  • 3-0 synthetic absorbable monofilament suture (eg, poliglecaprone, polydioxanone)
  • 3-0 synthetic nonabsorbable monofilament suture (eg, nylon)
  • Histopathology form
Clinician's Brief

STEP 1

Clip and aseptically prepare the mass and surrounding skin.

Clinician's Brief

STEP 2

Apply sterile drapes around the tumor or biopsy site.

Author Insight

Ulcerated areas should be draped out of the field of view when possible.


STEP 3

Incise through the skin (A) and underlying subcutaneous tissue (B) over the mass.

Clinician's Brief
Clinician's Brief

Author Insight

Length of the incision should not span the entire mass.


STEP 4

Identify and incise the tumor capsule (A, arrow; subcutaneous lipoma) or pseudocapsule (B, dashed arrow; subcutaneous sarcoma).2,7

Clinician's Brief
Clinician's Brief

Author Insight

A true tumor capsule and a tumor pseudocapsule are distinguished histologically; grossly, they appear similar.
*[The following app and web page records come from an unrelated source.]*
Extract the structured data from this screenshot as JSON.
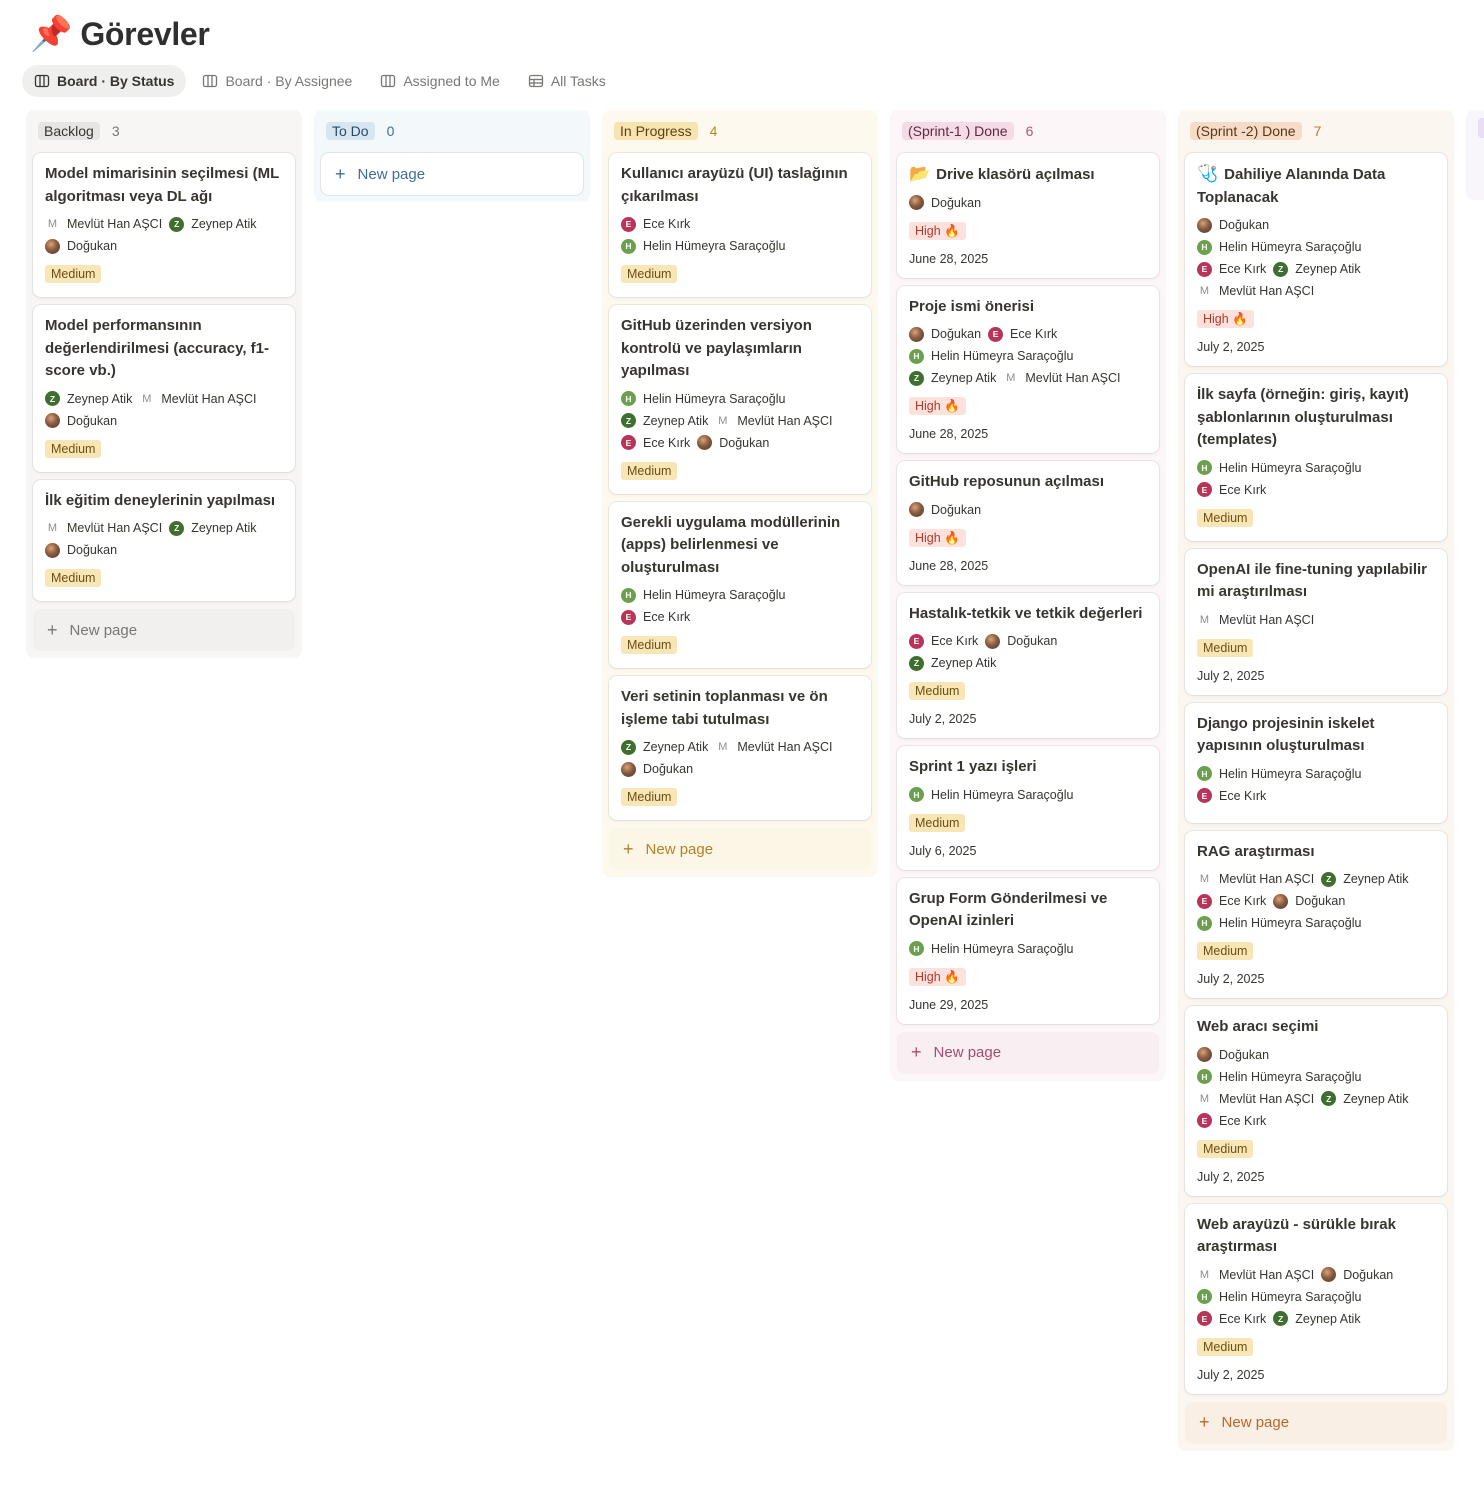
{
  "page": {
    "icon": "pushpin-icon",
    "icon_glyph": "📌",
    "title": "Görevler"
  },
  "tabs": [
    {
      "label": "Board · By Status",
      "icon": "board-icon",
      "active": true
    },
    {
      "label": "Board · By Assignee",
      "icon": "board-icon",
      "active": false
    },
    {
      "label": "Assigned to Me",
      "icon": "board-icon",
      "active": false
    },
    {
      "label": "All Tasks",
      "icon": "table-icon",
      "active": false
    }
  ],
  "new_page_label": "New page",
  "columns": [
    {
      "label": "Backlog",
      "count": "3",
      "colors": {
        "bg": "#f7f6f4",
        "pill": "#e6e5e3",
        "text": "#37352f",
        "count": "#787774",
        "new": "#f1f0ee",
        "new_text": "#787774"
      },
      "cards": [
        {
          "title": "Model mimarisinin seçilmesi (ML algoritması veya DL ağı",
          "people": [
            [
              "m",
              "Mevlüt Han AŞCI"
            ],
            [
              "z",
              "Zeynep Atik"
            ],
            [
              "d",
              "Doğukan"
            ]
          ],
          "priority": "Medium",
          "date": ""
        },
        {
          "title": " Model performansının değerlendirilmesi (accuracy, f1-score vb.)",
          "people": [
            [
              "z",
              "Zeynep Atik"
            ],
            [
              "m",
              "Mevlüt Han AŞCI"
            ],
            [
              "d",
              "Doğukan"
            ]
          ],
          "priority": "Medium",
          "date": ""
        },
        {
          "title": " İlk eğitim deneylerinin yapılması",
          "people": [
            [
              "m",
              "Mevlüt Han AŞCI"
            ],
            [
              "z",
              "Zeynep Atik"
            ],
            [
              "d",
              "Doğukan"
            ]
          ],
          "priority": "Medium",
          "date": ""
        }
      ]
    },
    {
      "label": "To Do",
      "count": "0",
      "colors": {
        "bg": "#f3f8fb",
        "pill": "#d8e6f1",
        "text": "#254b6b",
        "count": "#3f6f96",
        "new": "#ffffff",
        "new_text": "#3f6f96"
      },
      "cards": []
    },
    {
      "label": "In Progress",
      "count": "4",
      "colors": {
        "bg": "#fdf9ef",
        "pill": "#f6e3b0",
        "text": "#5b4210",
        "count": "#b98a2a",
        "new": "#fcf6e6",
        "new_text": "#b08227"
      },
      "cards": [
        {
          "title": "Kullanıcı arayüzü (UI) taslağının çıkarılması",
          "people": [
            [
              "e",
              "Ece Kırk"
            ],
            [
              "h",
              "Helin Hümeyra Saraçoğlu"
            ]
          ],
          "priority": "Medium",
          "date": ""
        },
        {
          "title": " GitHub üzerinden versiyon kontrolü ve paylaşımların yapılması",
          "people": [
            [
              "h",
              "Helin Hümeyra Saraçoğlu"
            ],
            [
              "z",
              "Zeynep Atik"
            ],
            [
              "m",
              "Mevlüt Han AŞCI"
            ],
            [
              "e",
              "Ece Kırk"
            ],
            [
              "d",
              "Doğukan"
            ]
          ],
          "priority": "Medium",
          "date": ""
        },
        {
          "title": "Gerekli uygulama modüllerinin (apps) belirlenmesi ve oluşturulması",
          "people": [
            [
              "h",
              "Helin Hümeyra Saraçoğlu"
            ],
            [
              "e",
              "Ece Kırk"
            ]
          ],
          "priority": "Medium",
          "date": ""
        },
        {
          "title": " Veri setinin toplanması ve ön işleme tabi tutulması",
          "people": [
            [
              "z",
              "Zeynep Atik"
            ],
            [
              "m",
              "Mevlüt Han AŞCI"
            ],
            [
              "d",
              "Doğukan"
            ]
          ],
          "priority": "Medium",
          "date": ""
        }
      ]
    },
    {
      "label": "(Sprint-1 ) Done",
      "count": "6",
      "colors": {
        "bg": "#fcf6f8",
        "pill": "#f5dbe5",
        "text": "#5f2a3e",
        "count": "#b0557a",
        "new": "#f9eef2",
        "new_text": "#a44d70"
      },
      "cards": [
        {
          "title": "Drive klasörü açılması",
          "title_icon": "📂",
          "title_icon_name": "folder-icon",
          "people": [
            [
              "d",
              "Doğukan"
            ]
          ],
          "priority": "High 🔥",
          "date": "June 28, 2025"
        },
        {
          "title": "Proje ismi önerisi",
          "people": [
            [
              "d",
              "Doğukan"
            ],
            [
              "e",
              "Ece Kırk"
            ],
            [
              "h",
              "Helin Hümeyra Saraçoğlu"
            ],
            [
              "z",
              "Zeynep Atik"
            ],
            [
              "m",
              "Mevlüt Han AŞCI"
            ]
          ],
          "priority": "High 🔥",
          "date": "June 28, 2025"
        },
        {
          "title": "GitHub reposunun açılması",
          "people": [
            [
              "d",
              "Doğukan"
            ]
          ],
          "priority": "High 🔥",
          "date": "June 28, 2025"
        },
        {
          "title": "Hastalık-tetkik ve tetkik değerleri",
          "people": [
            [
              "e",
              "Ece Kırk"
            ],
            [
              "d",
              "Doğukan"
            ],
            [
              "z",
              "Zeynep Atik"
            ]
          ],
          "priority": "Medium",
          "date": "July 2, 2025"
        },
        {
          "title": "Sprint 1 yazı işleri",
          "people": [
            [
              "h",
              "Helin Hümeyra Saraçoğlu"
            ]
          ],
          "priority": "Medium",
          "date": "July 6, 2025"
        },
        {
          "title": "Grup Form Gönderilmesi ve OpenAI izinleri",
          "people": [
            [
              "h",
              "Helin Hümeyra Saraçoğlu"
            ]
          ],
          "priority": "High 🔥",
          "date": "June 29, 2025"
        }
      ]
    },
    {
      "label": "(Sprint -2) Done",
      "count": "7",
      "colors": {
        "bg": "#fcf6f1",
        "pill": "#f6dcc6",
        "text": "#5d3518",
        "count": "#c2762f",
        "new": "#faefe5",
        "new_text": "#b8692a"
      },
      "cards": [
        {
          "title": "Dahiliye Alanında Data Toplanacak",
          "title_icon": "🩺",
          "title_icon_name": "stethoscope-icon",
          "people": [
            [
              "d",
              "Doğukan"
            ],
            [
              "h",
              "Helin Hümeyra Saraçoğlu"
            ],
            [
              "e",
              "Ece Kırk"
            ],
            [
              "z",
              "Zeynep Atik"
            ],
            [
              "m",
              "Mevlüt Han AŞCI"
            ]
          ],
          "priority": "High 🔥",
          "date": "July 2, 2025"
        },
        {
          "title": "İlk sayfa (örneğin: giriş, kayıt) şablonlarının oluşturulması (templates)",
          "people": [
            [
              "h",
              "Helin Hümeyra Saraçoğlu"
            ],
            [
              "e",
              "Ece Kırk"
            ]
          ],
          "priority": "Medium",
          "date": ""
        },
        {
          "title": "OpenAI ile fine-tuning yapılabilir mi araştırılması",
          "people": [
            [
              "m",
              "Mevlüt Han AŞCI"
            ]
          ],
          "priority": "Medium",
          "date": "July 2, 2025"
        },
        {
          "title": "Django projesinin iskelet yapısının oluşturulması",
          "people": [
            [
              "h",
              "Helin Hümeyra Saraçoğlu"
            ],
            [
              "e",
              "Ece Kırk"
            ]
          ],
          "priority": "",
          "date": ""
        },
        {
          "title": "RAG araştırması",
          "people": [
            [
              "m",
              "Mevlüt Han AŞCI"
            ],
            [
              "z",
              "Zeynep Atik"
            ],
            [
              "e",
              "Ece Kırk"
            ],
            [
              "d",
              "Doğukan"
            ],
            [
              "h",
              "Helin Hümeyra Saraçoğlu"
            ]
          ],
          "priority": "Medium",
          "date": "July 2, 2025"
        },
        {
          "title": "Web aracı seçimi",
          "people": [
            [
              "d",
              "Doğukan"
            ],
            [
              "h",
              "Helin Hümeyra Saraçoğlu"
            ],
            [
              "m",
              "Mevlüt Han AŞCI"
            ],
            [
              "z",
              "Zeynep Atik"
            ],
            [
              "e",
              "Ece Kırk"
            ]
          ],
          "priority": "Medium",
          "date": "July 2, 2025"
        },
        {
          "title": "Web arayüzü - sürükle bırak araştırması",
          "people": [
            [
              "m",
              "Mevlüt Han AŞCI"
            ],
            [
              "d",
              "Doğukan"
            ],
            [
              "h",
              "Helin Hümeyra Saraçoğlu"
            ],
            [
              "e",
              "Ece Kırk"
            ],
            [
              "z",
              "Zeynep Atik"
            ]
          ],
          "priority": "Medium",
          "date": "July 2, 2025"
        }
      ]
    }
  ],
  "partial_column": {
    "colors": {
      "bg": "#f8f5fb",
      "pill": "#e9def3"
    }
  }
}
The tumor capsule is usually found deep to the subcutaneous fat and can be separated from the adipose layer for better identification. Dissection of highly vascular, friable, or amorphous tumors may not be possible.


STEP 5

Incise the tumor, slicing down and inward as if following the side of an inverted triangle (A). Remove the scalpel blade and angle it in the opposite direction, slicing down and inward on the other side of the imaginary inverted triangle (B).

Clinician's Brief
Clinician's Brief

Author Insight

Depth of the inverted triangle should be greater than the width of its base.7 A nondiagnostic biopsy result is commonly caused by sampling only the superficial tissues surrounding a mass. It is important to cut into the tumor. When uncertain on how deep to make the wedge, it is better to cut deeper.


STEP 6

Continue incising into the tumor until the point of the inverted triangle is reached and the wedge is released. Place the specimen in 10% neutral buffered formalin immediately after excision to limit tissue artifacts.8

Clinician's Brief

Author Insight

The ratio of tissue to 10% neutral buffered formalin should be 1:10.8

Tumor sample shown here has 2 distinct regions (solid arrow, circular and homogeneous; dashed arrow, layered and heterogeneous). Gross and microscopic variations in the same sample can help provide a more accurate histopathologic diagnosis.8


STEP 7

Close the subcutaneous and subcuticular layers and the skin layers routinely.

Clinician's Brief

Author Insight

Hemorrhage is often a concern, and certain tumor types (eg, hemangiosarcoma, highly vascular soft tissue sarcomas) can bleed considerably. This should not deter incising deeply into the tumor. Hemorrhage can be controlled by closing the biopsy site with a cruciate or horizontal mattress suture pattern across the junction of normal and abnormal tissue. Direct digital pressure or hemostatic powder and foam can be used if the tissue is friable. If a blood vessel is inadvertently lacerated, it can be clamped with a mosquito hemostat and ligated or cauterized. Applying ice to the incision during recovery and at home can help limit bleeding and hematoma formation.

References

For global readers, a calculator to convert laboratory values, dosages, and other measurements to SI units can be found here.

All Clinician's Brief content is reviewed for accuracy at the time of publication. Previously published content may not reflect recent developments in research and practice.

Material from Clinician's Brief may not be reproduced, distributed, or used in whole or in part without prior permission of Educational Concepts, LLC. For questions or inquiries please contact us.

Podcasts

Clinician's Brief:
The Podcast
Listen as host Alyssa Watson, DVM, talks with the authors of your favorite Clinician’s Brief articles. Dig deeper and explore the conversations behind the content here.
Clinician's Brief provides relevant diagnostic and treatment information for small animal practitioners. It has been ranked the #1 most essential publication by small animal veterinarians for 9 years.*

*2007-2017 PERQ and Essential Media Studies

© 2023 Educational Concepts, L.L.C. dba Brief Media ™ All Rights Reserved. Terms & Conditions | DMCA Copyright | Privacy Policy | Acceptable Use Policy